The problem. Go to the line containing "Enumerate this screenshot's" and return it and each line after it exactly, through the end of the data below, and nothing more.

Data for analysis.
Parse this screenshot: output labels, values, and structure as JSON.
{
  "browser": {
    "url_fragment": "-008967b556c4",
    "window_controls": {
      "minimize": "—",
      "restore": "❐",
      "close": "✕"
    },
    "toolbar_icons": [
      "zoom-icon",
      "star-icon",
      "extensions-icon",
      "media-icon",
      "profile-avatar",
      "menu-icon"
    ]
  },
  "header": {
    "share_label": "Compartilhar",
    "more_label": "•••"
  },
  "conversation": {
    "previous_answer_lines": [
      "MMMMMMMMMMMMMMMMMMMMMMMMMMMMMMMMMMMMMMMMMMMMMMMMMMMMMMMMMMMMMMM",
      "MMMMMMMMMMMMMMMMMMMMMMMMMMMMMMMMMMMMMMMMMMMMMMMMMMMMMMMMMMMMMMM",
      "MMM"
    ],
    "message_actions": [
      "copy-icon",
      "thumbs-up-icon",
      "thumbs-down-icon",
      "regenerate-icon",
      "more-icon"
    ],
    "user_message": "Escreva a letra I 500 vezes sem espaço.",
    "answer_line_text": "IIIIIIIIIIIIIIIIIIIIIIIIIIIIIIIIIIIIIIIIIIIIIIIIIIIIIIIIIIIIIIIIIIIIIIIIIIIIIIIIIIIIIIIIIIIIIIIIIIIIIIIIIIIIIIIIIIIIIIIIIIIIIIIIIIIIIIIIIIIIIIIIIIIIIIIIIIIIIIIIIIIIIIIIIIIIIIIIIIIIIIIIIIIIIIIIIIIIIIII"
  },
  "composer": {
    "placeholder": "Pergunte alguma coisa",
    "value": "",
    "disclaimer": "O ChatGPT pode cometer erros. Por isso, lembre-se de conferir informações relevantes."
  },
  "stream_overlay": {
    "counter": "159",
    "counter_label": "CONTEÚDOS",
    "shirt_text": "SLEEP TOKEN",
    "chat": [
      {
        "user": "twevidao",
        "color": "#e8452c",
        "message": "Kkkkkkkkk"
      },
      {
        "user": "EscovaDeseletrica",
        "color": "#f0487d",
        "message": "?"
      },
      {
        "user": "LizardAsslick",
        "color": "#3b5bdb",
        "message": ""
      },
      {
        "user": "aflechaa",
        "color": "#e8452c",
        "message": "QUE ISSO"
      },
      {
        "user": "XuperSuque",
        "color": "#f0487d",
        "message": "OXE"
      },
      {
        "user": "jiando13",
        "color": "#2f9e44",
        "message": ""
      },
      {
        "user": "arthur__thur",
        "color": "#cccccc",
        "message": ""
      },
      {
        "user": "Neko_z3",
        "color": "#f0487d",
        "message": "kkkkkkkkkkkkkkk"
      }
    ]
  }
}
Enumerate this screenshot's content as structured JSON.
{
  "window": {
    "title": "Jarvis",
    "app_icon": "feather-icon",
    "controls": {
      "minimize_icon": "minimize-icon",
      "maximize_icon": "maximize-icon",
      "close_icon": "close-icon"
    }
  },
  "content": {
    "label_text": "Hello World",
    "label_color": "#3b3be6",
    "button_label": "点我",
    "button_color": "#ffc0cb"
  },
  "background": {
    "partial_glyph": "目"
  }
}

Output for this exercise.
Enumerate this screenshot's content as structured JSON.
{
  "window": {
    "title": "Jarvis",
    "app_icon": "feather-icon",
    "controls": {
      "minimize_icon": "minimize-icon",
      "maximize_icon": "maximize-icon",
      "close_icon": "close-icon"
    }
  },
  "content": {
    "label_text": "Hello World",
    "label_color": "#3b3be6",
    "button_label": "点我",
    "button_color": "#ffc0cb"
  },
  "background": {
    "partial_glyph": "目"
  }
}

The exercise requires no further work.